CAUSES OF SLOW GROWTH OF ENTREPRENEURSHIP IN INDIA Entrepreneurship developed only in the beginning of the 19th century and though the base for industrialization had been laid a century ago. The

following be the main reasons, which could be responsible for lack of initiative and entrepreneurial spirit among the Indians. 1. Caste System: - This decided occupation for members from each caste. The altitudes were restrictive and therefore there were no changes of accumulating wealth and promoting production. 2. Agriculture: - Agriculture was the main occupation. Farmers and cultivators were always in the clutches of the money lenders. The zamindars, nawabs and rajahs exploited the laborers. They spent money on enjoyment and luxury and never risked money in industry. Banking and commercial system was also absent so even if there were savings, they could not be utilized for productive use. 3. Educational System: - Talented young men were prepared to take white collared jobs or join government or professional services. Many were attracted towards politics. The result was that very few young men got attracted towards becoming efficient, industrialists, technicians, managers etc. 4. Colonial Rules: - The British rulers adopted discriminatory policy Rich Indian businessman had special connections with foreign rulers and both satisfied their self interests. Even the few insurance and banking services catered to the needs of some rich Indian businessman, Britishers in India did also not encourage Industrialization. 5. Managing Agents: - There were just a handful of people who were known to be having managerial skills. On common basis, these agents would lend their skills to some top industries. Industrialists could not manage their own units. They were always at the mercy of the managing agents who filled their pockets with big chunks of the companies’ profits and took full advantage of Indian industrialists till
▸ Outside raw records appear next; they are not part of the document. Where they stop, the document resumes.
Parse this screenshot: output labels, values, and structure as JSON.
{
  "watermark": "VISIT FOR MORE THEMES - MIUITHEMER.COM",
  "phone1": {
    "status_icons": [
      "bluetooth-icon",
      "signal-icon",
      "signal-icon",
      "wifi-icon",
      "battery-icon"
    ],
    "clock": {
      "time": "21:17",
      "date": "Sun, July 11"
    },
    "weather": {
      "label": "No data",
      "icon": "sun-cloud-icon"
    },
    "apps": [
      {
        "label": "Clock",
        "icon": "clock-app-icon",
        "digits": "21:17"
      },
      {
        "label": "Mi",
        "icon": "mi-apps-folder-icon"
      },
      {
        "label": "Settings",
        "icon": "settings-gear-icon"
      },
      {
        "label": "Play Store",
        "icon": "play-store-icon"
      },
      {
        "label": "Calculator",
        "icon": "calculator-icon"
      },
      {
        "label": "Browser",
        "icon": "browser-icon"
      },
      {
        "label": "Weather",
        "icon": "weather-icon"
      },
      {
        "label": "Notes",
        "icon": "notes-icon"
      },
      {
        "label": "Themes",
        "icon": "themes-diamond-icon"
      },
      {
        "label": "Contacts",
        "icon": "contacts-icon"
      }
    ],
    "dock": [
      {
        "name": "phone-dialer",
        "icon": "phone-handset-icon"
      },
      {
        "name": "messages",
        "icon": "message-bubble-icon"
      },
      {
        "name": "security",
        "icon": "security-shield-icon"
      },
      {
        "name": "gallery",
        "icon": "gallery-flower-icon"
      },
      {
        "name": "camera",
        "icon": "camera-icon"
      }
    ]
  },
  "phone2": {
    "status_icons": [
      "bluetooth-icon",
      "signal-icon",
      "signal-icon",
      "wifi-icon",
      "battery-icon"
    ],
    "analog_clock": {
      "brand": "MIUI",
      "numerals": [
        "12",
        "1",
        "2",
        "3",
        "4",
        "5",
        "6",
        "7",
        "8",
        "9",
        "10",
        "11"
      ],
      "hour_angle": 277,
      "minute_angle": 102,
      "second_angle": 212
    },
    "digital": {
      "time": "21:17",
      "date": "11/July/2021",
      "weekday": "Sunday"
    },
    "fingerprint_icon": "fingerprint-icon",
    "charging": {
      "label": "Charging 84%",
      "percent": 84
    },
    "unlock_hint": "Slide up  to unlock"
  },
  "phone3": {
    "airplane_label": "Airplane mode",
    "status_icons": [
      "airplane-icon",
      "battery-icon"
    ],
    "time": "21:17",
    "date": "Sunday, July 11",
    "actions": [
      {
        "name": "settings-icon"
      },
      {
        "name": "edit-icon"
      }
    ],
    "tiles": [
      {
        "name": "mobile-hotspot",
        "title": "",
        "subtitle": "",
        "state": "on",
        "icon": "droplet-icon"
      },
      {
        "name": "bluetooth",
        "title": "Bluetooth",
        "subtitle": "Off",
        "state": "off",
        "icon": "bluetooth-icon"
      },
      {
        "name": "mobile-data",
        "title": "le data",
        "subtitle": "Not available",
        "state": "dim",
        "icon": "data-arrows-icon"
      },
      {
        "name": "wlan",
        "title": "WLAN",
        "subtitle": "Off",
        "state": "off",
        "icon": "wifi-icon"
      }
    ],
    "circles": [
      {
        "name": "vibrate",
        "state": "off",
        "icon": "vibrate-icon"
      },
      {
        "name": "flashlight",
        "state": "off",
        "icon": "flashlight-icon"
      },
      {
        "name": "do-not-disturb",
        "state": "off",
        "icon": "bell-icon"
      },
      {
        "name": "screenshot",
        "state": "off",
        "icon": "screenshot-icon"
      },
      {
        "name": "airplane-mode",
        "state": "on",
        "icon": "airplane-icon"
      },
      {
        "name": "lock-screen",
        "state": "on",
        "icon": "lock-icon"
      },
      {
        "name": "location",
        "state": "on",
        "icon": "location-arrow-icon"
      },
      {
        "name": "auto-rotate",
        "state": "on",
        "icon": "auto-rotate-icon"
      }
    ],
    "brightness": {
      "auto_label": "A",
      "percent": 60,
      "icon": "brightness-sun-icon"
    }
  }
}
the managing agency system was abolished in 1970. 6. Joint Family System: - Younger members of the family always depended on the Head who never gave any kind of independence or encouraged units other than family business ones. A number of young men were discouraged from diversifying from family business and doing something new and different. 7. Religious attitude: - Indians were very religious mi9nded. They gave more time to religion than to earning material wealth. Religion got priority over business. Some religions even condemned excess earnings and indulgence I in comforts. Industrial activity was, therefore, given secondary consideration by the religious Indians. 8. Mindset: - The mindset of the average Indian was never entrepreneurial. Our religious literature and epics told us to have patience and to keep on working without expecting the fruits of labor. This also killed the drive and desire to get into entrepreneurial activities. 9. Recognition by the society: - In earlier days, the heroes India were the social reformers and the politicians. Now it is the era of sportsmen, models and film stars. It is sad that successful or the struggling entrepreneurs have never been recognized as heroes. Entrepreneurial activity did not get due importance in the India society. 10. Family Background: - Empirical studies have shown that a good number of entrepreneurs come from families with industrial backgrounds. Unfortunately, only a few entrepreneurial communities in India made entrepreneurial contribution. These communities could also not make headway in the entrepreneurial field on account of the colonial rule, lack of infrastructure and other facilities. Entrepreneurship development could only take place after independence in India.